The balancing actually got harder as the children grew older. You can ask a sitter or daycare to mind or feed your children; you really can’t ask them to exert discipline, monitor homework or model your essential values. We slowly figured out how to spend our time; when to push forward with our work, their school or activities, and when to just chill and relax.
The Lesson from Early Years—bearing down and easing up.
Meditators sometimes ask their teachers how much they should practice. This question is found both East and West. For Buddhists, “If we are always already enlightened, why practice at all?” In the Christian tradition, is one saved by grace or personal works? For Shinzen Young, the answer is both. You have to know both when and how to bear down and ease up. Just like work-life balance, I realized.
We relocated just before our daughters’ peak teen years. Who knows if we got that timing right? Certainly, we had some tough times; angry words, estrangement, yoyo-ing through schools.
The onslaught of hormones is confusing to both kids and their parents. As our children develop the capacity for formal operational thinking, they can now see new futures that don’t yet exist, adopt their own ideals. It becomes blindingly obvious to them that you are not perfect parents. (You may have already grasped this.) As their peer group becomes ever more important, you are evicted from your role as the centre of their universe. The comfortable conditions of your early family life have changed, widened, become more elastic. Our job then? To be the solid ground against which they can push off. To love them through all these changing conditions
The Lesson from Teen Years—love without conditions
Many wisdom teachers talk about how meditation practice can lead to boundless love, unconditional love. As you see through your own mental and emotional constructs, you learn to take yourself less seriously. You become less bound up by the conditions of who you thought you were. Freer to see others as they are, rather than who you would like them to be. Just like you learn to do in the teen years.
A friend recently relocated to our city, and urged her long-time friend to send her daughter here for university. “She’ll love it, and I’ll watch out for her.”
“Oh no”, her friend responded. “Then she’ll meet someone, marry them and never move back home. She can go to school in-town.”
I get it, I thought, but how sad. I remember crying for hours, after dropping off a daughter for her first year away from home. Missing them over holidays, feeling them so far away. And now I’m so proud of the accomplished, independent women they’ve become.
The Lesson from Young Adult Years—love liberates
As the late Dr. Maya Angelou said, “I am grateful to have been loved and to be loved now and to be able to love, because that liberates. Love liberates. It doesn’t just hold—that’s ego. Love liberates. It doesn’t bind. Love says, ‘I love you. I love you if you’re in China. I love you if you’re across town. I love you if you’re in Harlem. I love you.
Lessons for Life
Parenting is one of our most profound and complex relationships. It can produce the joys and frictions that polish both parents and children. It can become a vehicle for our own continued growing up and waking up. Why wouldn’t this more traditionally feminine wisdom perspective be a window onto profound lessons for how life works? Why wouldn’t a wisdom voice not only preach from the pulpit at the front, but skilfully guide from the center of our daily life?

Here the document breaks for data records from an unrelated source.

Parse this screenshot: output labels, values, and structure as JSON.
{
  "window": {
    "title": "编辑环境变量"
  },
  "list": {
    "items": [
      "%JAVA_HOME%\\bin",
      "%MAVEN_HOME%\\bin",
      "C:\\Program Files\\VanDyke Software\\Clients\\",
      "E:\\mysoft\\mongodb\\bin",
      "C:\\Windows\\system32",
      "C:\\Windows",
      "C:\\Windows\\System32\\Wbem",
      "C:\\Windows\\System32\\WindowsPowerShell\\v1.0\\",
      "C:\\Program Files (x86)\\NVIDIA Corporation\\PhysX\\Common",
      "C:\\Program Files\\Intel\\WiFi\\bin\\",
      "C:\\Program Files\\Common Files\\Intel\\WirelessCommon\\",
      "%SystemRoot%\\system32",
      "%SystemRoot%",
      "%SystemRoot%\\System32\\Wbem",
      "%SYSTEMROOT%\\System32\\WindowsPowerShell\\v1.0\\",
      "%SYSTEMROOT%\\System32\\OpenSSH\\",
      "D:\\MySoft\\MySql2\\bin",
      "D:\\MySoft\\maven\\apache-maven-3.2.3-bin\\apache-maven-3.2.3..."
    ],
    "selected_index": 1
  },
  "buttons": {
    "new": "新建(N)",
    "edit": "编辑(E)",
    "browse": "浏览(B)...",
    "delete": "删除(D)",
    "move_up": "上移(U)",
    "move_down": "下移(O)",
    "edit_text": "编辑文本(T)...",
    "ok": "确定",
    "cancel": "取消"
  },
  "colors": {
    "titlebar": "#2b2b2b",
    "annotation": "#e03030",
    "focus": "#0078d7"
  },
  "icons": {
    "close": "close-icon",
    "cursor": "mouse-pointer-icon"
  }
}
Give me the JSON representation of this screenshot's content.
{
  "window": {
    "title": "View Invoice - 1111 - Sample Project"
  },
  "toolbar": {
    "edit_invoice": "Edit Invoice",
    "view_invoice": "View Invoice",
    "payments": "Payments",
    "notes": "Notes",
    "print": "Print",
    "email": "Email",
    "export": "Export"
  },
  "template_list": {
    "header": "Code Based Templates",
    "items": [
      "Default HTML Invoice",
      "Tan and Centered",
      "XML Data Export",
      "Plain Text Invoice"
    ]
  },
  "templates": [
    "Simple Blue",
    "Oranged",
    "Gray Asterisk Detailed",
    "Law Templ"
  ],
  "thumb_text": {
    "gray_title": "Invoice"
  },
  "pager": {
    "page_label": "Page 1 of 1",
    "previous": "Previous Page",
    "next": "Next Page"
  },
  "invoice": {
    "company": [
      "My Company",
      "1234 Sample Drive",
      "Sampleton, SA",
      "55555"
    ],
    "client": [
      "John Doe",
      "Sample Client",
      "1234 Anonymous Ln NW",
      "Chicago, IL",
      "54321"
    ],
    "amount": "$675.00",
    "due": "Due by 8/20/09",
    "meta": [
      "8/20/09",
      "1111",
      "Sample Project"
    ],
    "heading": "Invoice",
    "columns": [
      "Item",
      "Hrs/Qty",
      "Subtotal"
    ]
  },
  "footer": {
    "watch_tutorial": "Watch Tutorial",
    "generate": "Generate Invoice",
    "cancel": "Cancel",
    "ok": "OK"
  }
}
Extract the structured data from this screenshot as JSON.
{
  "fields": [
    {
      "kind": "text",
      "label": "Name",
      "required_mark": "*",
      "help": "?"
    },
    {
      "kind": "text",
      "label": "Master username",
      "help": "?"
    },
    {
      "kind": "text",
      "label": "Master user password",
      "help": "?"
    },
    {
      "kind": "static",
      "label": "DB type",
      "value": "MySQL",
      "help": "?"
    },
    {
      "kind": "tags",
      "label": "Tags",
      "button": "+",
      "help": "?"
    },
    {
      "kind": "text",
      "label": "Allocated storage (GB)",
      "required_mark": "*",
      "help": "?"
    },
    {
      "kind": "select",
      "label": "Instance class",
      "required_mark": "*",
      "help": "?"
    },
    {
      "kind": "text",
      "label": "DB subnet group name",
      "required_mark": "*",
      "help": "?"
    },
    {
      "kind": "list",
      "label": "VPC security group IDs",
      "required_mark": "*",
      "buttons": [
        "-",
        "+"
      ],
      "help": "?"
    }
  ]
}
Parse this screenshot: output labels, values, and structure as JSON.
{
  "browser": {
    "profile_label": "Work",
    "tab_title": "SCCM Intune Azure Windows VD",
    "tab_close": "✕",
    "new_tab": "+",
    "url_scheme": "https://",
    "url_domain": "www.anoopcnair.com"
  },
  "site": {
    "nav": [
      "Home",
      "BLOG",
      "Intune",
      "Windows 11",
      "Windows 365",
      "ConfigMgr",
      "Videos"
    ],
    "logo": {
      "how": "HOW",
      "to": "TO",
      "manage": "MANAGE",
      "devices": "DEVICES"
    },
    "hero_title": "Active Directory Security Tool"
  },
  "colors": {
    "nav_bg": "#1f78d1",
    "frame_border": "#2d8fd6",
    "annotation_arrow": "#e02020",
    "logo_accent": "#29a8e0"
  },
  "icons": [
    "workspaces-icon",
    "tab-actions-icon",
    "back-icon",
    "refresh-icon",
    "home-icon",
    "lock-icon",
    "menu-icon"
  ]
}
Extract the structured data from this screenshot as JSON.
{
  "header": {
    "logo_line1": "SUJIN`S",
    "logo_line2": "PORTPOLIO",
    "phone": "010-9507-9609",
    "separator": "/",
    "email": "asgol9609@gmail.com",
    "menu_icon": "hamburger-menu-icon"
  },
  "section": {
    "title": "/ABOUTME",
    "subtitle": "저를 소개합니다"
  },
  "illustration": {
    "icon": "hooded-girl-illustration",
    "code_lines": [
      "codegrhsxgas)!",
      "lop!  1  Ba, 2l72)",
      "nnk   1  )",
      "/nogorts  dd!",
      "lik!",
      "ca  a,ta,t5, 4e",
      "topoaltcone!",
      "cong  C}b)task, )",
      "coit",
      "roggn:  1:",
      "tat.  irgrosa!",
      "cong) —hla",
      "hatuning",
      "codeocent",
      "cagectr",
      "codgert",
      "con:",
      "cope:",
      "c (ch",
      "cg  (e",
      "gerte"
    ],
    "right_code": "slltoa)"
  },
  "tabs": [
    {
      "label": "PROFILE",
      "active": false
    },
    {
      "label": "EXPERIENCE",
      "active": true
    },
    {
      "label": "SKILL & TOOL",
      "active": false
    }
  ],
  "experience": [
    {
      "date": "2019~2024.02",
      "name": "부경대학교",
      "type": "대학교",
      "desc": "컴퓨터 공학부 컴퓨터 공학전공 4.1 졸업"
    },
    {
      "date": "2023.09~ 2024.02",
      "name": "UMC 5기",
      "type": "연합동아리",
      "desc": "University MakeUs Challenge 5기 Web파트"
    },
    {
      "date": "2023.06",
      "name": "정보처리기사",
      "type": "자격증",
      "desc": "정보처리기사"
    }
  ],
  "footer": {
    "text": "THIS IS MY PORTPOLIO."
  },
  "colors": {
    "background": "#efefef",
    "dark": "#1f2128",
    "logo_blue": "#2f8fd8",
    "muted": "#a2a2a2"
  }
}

As my friend—a successful professional, mother and grandmother said— “I’m glad I’m a mother of four children not because I have four children, but because of who I’ve become.”
My book Mind Your Life: How Mindfulness Can Build Resilience and Reveal Your Extraordinary, helps you create a customize mindfulness practice. It includes sample practice routines for a variety of styles and schedules, including busy parents.